## Data
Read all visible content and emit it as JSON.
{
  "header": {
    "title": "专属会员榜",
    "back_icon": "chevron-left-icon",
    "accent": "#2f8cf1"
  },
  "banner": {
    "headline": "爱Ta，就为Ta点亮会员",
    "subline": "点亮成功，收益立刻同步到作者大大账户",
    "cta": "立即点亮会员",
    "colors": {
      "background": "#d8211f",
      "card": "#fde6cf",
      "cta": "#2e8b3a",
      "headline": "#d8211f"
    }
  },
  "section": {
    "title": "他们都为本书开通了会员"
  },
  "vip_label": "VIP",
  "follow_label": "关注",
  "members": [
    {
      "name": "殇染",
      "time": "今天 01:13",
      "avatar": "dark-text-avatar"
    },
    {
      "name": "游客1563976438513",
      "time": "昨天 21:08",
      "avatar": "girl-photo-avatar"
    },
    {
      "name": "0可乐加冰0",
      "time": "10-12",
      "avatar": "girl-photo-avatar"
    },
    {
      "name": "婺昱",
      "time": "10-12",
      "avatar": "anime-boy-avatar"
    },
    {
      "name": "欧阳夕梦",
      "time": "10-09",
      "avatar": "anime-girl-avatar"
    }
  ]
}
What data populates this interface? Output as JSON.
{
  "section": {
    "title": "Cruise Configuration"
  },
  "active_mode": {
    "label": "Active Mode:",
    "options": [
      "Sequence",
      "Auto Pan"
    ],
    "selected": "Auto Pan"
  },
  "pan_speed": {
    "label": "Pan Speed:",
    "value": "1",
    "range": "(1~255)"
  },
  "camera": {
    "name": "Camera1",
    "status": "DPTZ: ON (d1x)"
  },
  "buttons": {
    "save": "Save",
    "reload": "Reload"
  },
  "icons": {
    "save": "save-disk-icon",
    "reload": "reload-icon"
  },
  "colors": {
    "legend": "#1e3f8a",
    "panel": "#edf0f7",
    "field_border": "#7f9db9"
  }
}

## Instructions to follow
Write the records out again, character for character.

## Task answer
Read all visible content and emit it as JSON.
{
  "header": {
    "title": "专属会员榜",
    "back_icon": "chevron-left-icon",
    "accent": "#2f8cf1"
  },
  "banner": {
    "headline": "爱Ta，就为Ta点亮会员",
    "subline": "点亮成功，收益立刻同步到作者大大账户",
    "cta": "立即点亮会员",
    "colors": {
      "background": "#d8211f",
      "card": "#fde6cf",
      "cta": "#2e8b3a",
      "headline": "#d8211f"
    }
  },
  "section": {
    "title": "他们都为本书开通了会员"
  },
  "vip_label": "VIP",
  "follow_label": "关注",
  "members": [
    {
      "name": "殇染",
      "time": "今天 01:13",
      "avatar": "dark-text-avatar"
    },
    {
      "name": "游客1563976438513",
      "time": "昨天 21:08",
      "avatar": "girl-photo-avatar"
    },
    {
      "name": "0可乐加冰0",
      "time": "10-12",
      "avatar": "girl-photo-avatar"
    },
    {
      "name": "婺昱",
      "time": "10-12",
      "avatar": "anime-boy-avatar"
    },
    {
      "name": "欧阳夕梦",
      "time": "10-09",
      "avatar": "anime-girl-avatar"
    }
  ]
}
What data populates this interface? Output as JSON.
{
  "section": {
    "title": "Cruise Configuration"
  },
  "active_mode": {
    "label": "Active Mode:",
    "options": [
      "Sequence",
      "Auto Pan"
    ],
    "selected": "Auto Pan"
  },
  "pan_speed": {
    "label": "Pan Speed:",
    "value": "1",
    "range": "(1~255)"
  },
  "camera": {
    "name": "Camera1",
    "status": "DPTZ: ON (d1x)"
  },
  "buttons": {
    "save": "Save",
    "reload": "Reload"
  },
  "icons": {
    "save": "save-disk-icon",
    "reload": "reload-icon"
  },
  "colors": {
    "legend": "#1e3f8a",
    "panel": "#edf0f7",
    "field_border": "#7f9db9"
  }
}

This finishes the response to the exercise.